Sigh. I still haven’t finished reporting on that really interesting four-hour Friday afternoon tour of Chicago. But I’m going to try to do so now.
Chicago is closely associated with Frank Lloyd Wright, whose work I’ve always loved. So it was fun, on this tour, to drive by the Robie House (see above) and the Heller House (see below).
Then we went to the University of Chicago. This was a big deal for me. Despite my many travels all over the world, I’ve only been to the University of Chicago once before, and that was decades ago.
Our tour on Friday took us past the building where business and economics are taught.
Way back before my mission — during, I think, the summer break after my freshman year in college — I visited Chicago with my parents.
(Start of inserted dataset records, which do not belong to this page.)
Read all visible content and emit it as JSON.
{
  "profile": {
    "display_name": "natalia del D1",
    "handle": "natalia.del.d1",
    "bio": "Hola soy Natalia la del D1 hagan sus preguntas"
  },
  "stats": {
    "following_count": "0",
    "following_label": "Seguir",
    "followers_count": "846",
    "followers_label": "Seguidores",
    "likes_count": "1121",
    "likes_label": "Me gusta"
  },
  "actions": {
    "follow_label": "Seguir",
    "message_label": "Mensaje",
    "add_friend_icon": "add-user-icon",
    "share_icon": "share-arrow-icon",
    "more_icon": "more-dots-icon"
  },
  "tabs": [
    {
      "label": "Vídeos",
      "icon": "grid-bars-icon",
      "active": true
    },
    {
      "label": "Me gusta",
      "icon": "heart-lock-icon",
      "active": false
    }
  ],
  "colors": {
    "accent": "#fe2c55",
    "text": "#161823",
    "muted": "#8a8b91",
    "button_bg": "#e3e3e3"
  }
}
I was, at that time, seriously thinking about studying economics in graduate school, and, for me, the only place to do graduate work in economics was Milton Friedman’s University of Chicago. This was the home of the “Chicago School,” founded by Frank McKnight and carried on by such soon-to-be Nobel laureates as Friedman and George Stigler.
So I had wanted to visit the Chicago campus, and my parents obliged me. But, approaching campus from (as I recall) the west, we drove through a really, really rough area. At every red light, young men came out and rocked our car, yelling insults at “whitey.” (I was already beginning to lose my enthusiasm for Chicago at that point.) Then, we pulled up in front of Rockefeller Chapel. It was about 1 PM on a beautiful, sunny day. But, before I could walk over to see the Chapel, a man came running toward us, screaming “Don’t leave your car! Don’t leave your car! They’re stealing car batteries!” His battery, in fact, had been stolen, and, as we drove him to a gas station to try to get a new one, we counted seven cars with their hoods up. It was broad daylight. I lost any and all interest in coming to the University of Chicago.
This time, though, I got to go into the Chapel. I understand that security is enormously improved at the University of Chicago, that crime has been very much reduced. Had my visit back then been like my visit on Friday, I might — who knows? — have gone into economics.
We drove a little bit more around campus. The Chapel sits — and my parents and I parked — on what used to be the Midway of the 1893 Columbian Exposition, one of the pivotal events in Chicago’s history. (The nickname “Windy City” comes not from its weather but from the complaints of its disappointed rivals in New York about the vocal boosters and politicians who had managed to win the Exposition away from New York for their town.) The world’s very first Ferris wheel stood thirty-two stories high on the Midway.
We drove past the site, then under the University of Chicago Stagg Field football bleachers, where, on 2 December 1942, Enrico Fermi first split the atom.
My father, assigned by the Army (it was during World War Two), was studying German at the University of Chicago during this time, somewhere near Stagg Field. He always told me that he and his fellow students knew that something hush-hush was going on but had no idea what it was and certainly couldn’t have imagined its world-historical significance.
Leaving the University of Chicago, we went out to Lake Michigan.
And then we strolled through Millennium Park, home of the “Cloud Gateway,” or whatever its official title is. Locals call it, simply, “The Bean”:
Our guide told us that Chicago politicians (including the fabled, enormously powerful, and eventually criminally-convicted Democratic congressman Dan Rostenkowski) managed to get Millennium Park built entirely with federal money: Locals didn’t pay a dime.
This, I confess, irritated me. Why should farmers in Kansas, factory workers in Cincinnati, accountants in Oregon, and school teachers in South Carolina be obliged to pay for a park in Chicago, while residents of Chicago pay absolutely nothing? Surely, if there’s anything local at all, it is and ought to be a city park.
It’s rather like a co-pay with insurance. If cost and benefit are completely separate, if there’s no relationship between them, those who benefit will be only too happy to impose unlimited costs on those who pay for their benefits. Normal market discipline has been removed. Having at least a little bit of “skin in the game” is essential for efficiency, to say nothing of simple justice.
Posted from Chicago, Illinois.